[Dataset rows describing interfaces]
──────
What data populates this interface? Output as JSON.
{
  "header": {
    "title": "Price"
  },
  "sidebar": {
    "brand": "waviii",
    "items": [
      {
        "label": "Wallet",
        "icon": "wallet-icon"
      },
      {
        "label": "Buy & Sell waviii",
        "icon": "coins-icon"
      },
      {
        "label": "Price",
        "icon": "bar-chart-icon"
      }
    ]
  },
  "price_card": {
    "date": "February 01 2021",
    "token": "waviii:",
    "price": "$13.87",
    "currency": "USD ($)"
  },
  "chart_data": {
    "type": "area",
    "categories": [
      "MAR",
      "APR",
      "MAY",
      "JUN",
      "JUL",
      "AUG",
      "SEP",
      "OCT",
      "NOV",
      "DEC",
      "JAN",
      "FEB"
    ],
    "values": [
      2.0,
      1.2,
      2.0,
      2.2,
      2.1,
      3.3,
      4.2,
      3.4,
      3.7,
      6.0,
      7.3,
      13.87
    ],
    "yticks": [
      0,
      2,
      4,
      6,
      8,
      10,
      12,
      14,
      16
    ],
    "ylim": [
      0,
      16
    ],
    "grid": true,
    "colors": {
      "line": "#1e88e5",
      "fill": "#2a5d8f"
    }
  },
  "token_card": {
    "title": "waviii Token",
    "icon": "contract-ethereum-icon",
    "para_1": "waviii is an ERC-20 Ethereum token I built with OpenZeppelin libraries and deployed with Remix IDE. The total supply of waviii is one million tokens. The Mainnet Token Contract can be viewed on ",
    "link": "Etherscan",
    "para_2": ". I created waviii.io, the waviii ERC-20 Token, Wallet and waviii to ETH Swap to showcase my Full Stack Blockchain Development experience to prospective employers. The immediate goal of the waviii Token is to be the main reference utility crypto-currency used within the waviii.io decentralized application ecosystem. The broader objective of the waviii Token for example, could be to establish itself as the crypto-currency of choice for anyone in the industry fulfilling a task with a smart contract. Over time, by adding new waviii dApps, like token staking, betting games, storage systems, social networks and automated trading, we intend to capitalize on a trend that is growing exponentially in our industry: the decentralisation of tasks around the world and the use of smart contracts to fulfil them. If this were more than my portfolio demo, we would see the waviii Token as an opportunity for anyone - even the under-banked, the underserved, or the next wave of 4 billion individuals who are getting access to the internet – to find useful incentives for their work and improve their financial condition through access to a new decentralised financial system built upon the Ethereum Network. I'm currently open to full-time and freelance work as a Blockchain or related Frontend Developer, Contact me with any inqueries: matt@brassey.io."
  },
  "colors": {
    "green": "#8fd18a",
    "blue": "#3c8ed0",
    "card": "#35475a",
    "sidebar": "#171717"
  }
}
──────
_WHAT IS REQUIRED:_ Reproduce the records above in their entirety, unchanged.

_RESPONSE TO THE TASK:_
What data populates this interface? Output as JSON.
{
  "header": {
    "title": "Price"
  },
  "sidebar": {
    "brand": "waviii",
    "items": [
      {
        "label": "Wallet",
        "icon": "wallet-icon"
      },
      {
        "label": "Buy & Sell waviii",
        "icon": "coins-icon"
      },
      {
        "label": "Price",
        "icon": "bar-chart-icon"
      }
    ]
  },
  "price_card": {
    "date": "February 01 2021",
    "token": "waviii:",
    "price": "$13.87",
    "currency": "USD ($)"
  },
  "chart_data": {
    "type": "area",
    "categories": [
      "MAR",
      "APR",
      "MAY",
      "JUN",
      "JUL",
      "AUG",
      "SEP",
      "OCT",
      "NOV",
      "DEC",
      "JAN",
      "FEB"
    ],
    "values": [
      2.0,
      1.2,
      2.0,
      2.2,
      2.1,
      3.3,
      4.2,
      3.4,
      3.7,
      6.0,
      7.3,
      13.87
    ],
    "yticks": [
      0,
      2,
      4,
      6,
      8,
      10,
      12,
      14,
      16
    ],
    "ylim": [
      0,
      16
    ],
    "grid": true,
    "colors": {
      "line": "#1e88e5",
      "fill": "#2a5d8f"
    }
  },
  "token_card": {
    "title": "waviii Token",
    "icon": "contract-ethereum-icon",
    "para_1": "waviii is an ERC-20 Ethereum token I built with OpenZeppelin libraries and deployed with Remix IDE. The total supply of waviii is one million tokens. The Mainnet Token Contract can be viewed on ",
    "link": "Etherscan",
    "para_2": ". I created waviii.io, the waviii ERC-20 Token, Wallet and waviii to ETH Swap to showcase my Full Stack Blockchain Development experience to prospective employers. The immediate goal of the waviii Token is to be the main reference utility crypto-currency used within the waviii.io decentralized application ecosystem. The broader objective of the waviii Token for example, could be to establish itself as the crypto-currency of choice for anyone in the industry fulfilling a task with a smart contract. Over time, by adding new waviii dApps, like token staking, betting games, storage systems, social networks and automated trading, we intend to capitalize on a trend that is growing exponentially in our industry: the decentralisation of tasks around the world and the use of smart contracts to fulfil them. If this were more than my portfolio demo, we would see the waviii Token as an opportunity for anyone - even the under-banked, the underserved, or the next wave of 4 billion individuals who are getting access to the internet – to find useful incentives for their work and improve their financial condition through access to a new decentralised financial system built upon the Ethereum Network. I'm currently open to full-time and freelance work as a Blockchain or related Frontend Developer, Contact me with any inqueries: matt@brassey.io."
  },
  "colors": {
    "green": "#8fd18a",
    "blue": "#3c8ed0",
    "card": "#35475a",
    "sidebar": "#171717"
  }
}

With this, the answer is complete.